Extracted information ::
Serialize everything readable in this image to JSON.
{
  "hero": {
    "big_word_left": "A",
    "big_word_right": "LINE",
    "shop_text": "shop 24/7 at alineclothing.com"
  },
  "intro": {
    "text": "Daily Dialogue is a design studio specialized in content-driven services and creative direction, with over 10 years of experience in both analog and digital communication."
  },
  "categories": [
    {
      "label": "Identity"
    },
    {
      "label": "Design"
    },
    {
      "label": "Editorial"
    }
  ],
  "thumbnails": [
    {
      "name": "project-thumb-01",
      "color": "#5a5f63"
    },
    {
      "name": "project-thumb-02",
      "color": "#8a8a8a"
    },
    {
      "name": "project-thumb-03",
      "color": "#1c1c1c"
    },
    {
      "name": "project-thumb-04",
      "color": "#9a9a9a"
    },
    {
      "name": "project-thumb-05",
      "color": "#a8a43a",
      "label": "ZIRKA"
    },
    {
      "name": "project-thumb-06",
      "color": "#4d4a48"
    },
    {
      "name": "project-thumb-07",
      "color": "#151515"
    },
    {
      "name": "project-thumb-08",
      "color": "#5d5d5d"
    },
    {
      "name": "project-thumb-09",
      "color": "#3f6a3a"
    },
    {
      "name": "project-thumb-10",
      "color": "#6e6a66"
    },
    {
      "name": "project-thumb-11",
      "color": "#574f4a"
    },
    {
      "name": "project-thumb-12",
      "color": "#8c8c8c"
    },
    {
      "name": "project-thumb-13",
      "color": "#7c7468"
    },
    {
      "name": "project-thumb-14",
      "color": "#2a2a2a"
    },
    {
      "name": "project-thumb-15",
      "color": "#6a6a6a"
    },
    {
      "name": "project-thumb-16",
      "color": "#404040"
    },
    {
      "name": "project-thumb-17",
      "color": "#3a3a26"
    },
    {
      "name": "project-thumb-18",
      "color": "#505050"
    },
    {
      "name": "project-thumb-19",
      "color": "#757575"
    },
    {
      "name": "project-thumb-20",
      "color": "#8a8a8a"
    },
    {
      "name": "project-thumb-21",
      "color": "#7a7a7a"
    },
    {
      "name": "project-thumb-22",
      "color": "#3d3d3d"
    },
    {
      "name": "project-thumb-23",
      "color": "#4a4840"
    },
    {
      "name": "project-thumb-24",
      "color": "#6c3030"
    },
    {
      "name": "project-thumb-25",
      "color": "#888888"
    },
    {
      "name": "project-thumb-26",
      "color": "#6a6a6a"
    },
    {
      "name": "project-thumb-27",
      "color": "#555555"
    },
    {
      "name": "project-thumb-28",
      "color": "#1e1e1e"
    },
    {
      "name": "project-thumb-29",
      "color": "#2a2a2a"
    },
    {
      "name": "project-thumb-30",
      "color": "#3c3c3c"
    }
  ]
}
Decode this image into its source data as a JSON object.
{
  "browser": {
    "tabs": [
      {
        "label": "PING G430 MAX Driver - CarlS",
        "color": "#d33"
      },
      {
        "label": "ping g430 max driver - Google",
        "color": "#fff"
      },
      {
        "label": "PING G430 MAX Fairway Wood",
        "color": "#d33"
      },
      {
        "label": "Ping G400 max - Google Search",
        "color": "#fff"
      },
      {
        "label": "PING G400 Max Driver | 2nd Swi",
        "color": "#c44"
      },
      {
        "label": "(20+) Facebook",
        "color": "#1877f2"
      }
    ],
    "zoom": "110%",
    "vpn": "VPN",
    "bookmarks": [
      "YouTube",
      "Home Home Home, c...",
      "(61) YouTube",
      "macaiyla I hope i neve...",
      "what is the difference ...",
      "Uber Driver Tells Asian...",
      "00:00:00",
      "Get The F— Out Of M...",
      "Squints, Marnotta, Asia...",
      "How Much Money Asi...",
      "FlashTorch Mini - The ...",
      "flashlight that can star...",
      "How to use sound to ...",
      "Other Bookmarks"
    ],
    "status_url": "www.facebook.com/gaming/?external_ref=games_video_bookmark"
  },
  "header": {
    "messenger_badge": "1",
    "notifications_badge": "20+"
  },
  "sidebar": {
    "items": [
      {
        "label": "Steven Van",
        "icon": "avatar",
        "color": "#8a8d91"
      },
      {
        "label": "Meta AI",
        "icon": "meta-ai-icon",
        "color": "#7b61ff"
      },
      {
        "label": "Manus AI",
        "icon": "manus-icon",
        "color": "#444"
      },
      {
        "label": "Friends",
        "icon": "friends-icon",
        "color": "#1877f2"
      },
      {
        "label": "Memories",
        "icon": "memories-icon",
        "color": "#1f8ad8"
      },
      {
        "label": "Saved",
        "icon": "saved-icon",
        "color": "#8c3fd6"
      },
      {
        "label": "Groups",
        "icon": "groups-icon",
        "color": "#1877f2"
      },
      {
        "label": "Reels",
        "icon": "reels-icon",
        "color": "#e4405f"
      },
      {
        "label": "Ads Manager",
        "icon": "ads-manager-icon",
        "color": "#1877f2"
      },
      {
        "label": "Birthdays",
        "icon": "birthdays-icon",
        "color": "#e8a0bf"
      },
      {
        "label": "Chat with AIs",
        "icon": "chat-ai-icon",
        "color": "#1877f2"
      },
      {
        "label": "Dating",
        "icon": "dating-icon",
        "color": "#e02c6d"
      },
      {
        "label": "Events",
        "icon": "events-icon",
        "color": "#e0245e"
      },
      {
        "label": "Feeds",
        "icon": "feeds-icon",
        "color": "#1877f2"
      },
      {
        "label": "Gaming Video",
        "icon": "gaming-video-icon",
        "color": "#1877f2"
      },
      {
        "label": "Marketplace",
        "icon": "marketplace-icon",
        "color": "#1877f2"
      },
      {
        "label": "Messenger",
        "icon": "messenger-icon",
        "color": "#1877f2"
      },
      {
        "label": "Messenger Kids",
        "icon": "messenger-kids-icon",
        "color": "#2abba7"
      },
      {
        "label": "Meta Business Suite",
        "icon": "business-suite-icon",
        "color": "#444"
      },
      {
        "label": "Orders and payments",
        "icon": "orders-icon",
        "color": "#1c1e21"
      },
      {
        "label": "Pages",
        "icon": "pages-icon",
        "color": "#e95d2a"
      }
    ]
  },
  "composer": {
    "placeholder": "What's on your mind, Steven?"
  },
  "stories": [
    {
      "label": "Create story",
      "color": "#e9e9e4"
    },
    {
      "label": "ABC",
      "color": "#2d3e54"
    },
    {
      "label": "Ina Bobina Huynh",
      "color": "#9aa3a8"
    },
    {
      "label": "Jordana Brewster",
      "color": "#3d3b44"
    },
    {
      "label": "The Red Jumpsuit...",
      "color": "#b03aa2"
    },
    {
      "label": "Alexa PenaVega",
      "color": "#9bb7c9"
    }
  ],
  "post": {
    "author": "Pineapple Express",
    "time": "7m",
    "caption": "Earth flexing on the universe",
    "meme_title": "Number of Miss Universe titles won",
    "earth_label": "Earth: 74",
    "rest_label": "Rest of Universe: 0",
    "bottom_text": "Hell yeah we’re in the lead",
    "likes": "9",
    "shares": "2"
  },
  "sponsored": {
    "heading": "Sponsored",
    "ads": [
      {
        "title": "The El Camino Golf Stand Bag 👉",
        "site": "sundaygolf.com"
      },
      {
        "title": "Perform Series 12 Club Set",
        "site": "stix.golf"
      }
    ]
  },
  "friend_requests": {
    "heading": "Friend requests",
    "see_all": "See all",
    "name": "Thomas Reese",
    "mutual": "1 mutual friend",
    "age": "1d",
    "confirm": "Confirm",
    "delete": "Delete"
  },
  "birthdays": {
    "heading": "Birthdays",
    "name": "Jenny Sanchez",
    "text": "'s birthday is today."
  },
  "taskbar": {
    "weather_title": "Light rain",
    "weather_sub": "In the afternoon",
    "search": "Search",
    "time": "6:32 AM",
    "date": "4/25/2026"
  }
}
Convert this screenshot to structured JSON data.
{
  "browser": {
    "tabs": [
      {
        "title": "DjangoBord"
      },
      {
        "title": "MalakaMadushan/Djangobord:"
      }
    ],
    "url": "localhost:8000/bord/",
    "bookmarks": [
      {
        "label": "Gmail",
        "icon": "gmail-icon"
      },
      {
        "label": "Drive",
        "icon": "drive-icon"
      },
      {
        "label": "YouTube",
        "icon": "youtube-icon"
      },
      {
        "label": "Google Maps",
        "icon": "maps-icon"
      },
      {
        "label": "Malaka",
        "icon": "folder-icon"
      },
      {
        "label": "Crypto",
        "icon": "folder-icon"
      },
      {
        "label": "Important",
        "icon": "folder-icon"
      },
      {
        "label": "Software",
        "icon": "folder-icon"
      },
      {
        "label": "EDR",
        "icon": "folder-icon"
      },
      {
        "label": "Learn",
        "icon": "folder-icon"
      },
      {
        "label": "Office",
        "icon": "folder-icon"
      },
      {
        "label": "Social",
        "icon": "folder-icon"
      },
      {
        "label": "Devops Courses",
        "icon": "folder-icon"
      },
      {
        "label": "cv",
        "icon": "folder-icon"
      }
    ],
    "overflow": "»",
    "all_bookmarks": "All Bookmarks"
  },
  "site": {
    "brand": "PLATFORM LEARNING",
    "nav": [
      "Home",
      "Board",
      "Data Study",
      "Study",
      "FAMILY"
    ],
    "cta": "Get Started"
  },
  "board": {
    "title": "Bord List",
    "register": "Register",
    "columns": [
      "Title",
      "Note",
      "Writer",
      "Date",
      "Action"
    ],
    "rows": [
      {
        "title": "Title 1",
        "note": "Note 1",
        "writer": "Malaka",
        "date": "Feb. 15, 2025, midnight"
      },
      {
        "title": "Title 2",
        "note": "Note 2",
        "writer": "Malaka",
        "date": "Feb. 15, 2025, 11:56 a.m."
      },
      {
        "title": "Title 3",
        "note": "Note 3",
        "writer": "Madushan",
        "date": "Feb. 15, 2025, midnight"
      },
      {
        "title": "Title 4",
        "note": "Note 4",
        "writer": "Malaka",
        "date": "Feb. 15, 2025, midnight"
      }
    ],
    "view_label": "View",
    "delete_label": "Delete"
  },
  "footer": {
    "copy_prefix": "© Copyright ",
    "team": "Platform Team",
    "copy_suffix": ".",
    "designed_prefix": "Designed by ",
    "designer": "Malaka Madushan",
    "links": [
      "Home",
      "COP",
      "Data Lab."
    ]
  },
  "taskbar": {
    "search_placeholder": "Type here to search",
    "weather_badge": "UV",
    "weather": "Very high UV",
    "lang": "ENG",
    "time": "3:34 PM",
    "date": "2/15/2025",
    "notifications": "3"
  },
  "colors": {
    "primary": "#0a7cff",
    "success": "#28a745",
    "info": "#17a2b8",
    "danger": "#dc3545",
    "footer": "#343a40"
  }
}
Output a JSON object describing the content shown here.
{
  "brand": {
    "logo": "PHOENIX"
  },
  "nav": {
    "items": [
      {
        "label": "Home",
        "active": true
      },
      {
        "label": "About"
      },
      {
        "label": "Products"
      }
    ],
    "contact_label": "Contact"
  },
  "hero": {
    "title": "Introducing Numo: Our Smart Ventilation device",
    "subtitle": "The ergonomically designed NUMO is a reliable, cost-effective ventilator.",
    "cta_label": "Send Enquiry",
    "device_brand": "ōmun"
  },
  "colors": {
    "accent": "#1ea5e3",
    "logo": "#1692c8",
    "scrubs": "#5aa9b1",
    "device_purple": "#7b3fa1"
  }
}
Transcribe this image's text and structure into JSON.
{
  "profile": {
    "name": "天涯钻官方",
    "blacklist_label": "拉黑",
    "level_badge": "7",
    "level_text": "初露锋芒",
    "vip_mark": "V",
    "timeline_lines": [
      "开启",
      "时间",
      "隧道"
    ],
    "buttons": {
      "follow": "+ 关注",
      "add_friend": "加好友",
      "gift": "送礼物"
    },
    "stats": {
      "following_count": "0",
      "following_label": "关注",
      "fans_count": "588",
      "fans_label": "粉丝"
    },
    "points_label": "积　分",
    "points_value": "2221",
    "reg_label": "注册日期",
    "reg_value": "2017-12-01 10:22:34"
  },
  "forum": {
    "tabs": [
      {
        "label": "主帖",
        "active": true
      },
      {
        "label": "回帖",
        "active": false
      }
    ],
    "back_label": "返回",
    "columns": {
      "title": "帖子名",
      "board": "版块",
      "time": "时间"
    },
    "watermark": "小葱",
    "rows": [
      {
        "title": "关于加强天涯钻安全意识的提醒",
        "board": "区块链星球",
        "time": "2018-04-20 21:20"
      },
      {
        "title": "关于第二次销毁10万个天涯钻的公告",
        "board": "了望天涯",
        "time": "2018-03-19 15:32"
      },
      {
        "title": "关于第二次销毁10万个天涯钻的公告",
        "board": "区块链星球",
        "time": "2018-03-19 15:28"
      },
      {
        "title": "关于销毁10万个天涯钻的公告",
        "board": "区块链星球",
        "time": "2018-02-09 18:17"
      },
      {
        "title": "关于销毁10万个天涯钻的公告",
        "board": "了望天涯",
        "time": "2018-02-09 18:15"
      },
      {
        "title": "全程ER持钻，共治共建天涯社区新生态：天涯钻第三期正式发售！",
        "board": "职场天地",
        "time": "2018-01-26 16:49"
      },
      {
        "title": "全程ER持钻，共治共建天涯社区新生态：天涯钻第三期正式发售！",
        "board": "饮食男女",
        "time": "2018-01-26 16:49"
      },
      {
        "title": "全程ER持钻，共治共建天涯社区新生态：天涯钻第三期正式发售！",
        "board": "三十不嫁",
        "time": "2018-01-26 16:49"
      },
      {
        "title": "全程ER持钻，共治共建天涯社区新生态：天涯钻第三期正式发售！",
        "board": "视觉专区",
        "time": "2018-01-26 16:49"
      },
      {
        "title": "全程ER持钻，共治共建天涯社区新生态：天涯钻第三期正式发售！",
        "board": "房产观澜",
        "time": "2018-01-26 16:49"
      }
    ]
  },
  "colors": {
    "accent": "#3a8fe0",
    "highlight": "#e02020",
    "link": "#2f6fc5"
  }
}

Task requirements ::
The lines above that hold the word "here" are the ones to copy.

Written solution ::
    "search_placeholder": "Type here to search",
Output a JSON object describing the content shown here.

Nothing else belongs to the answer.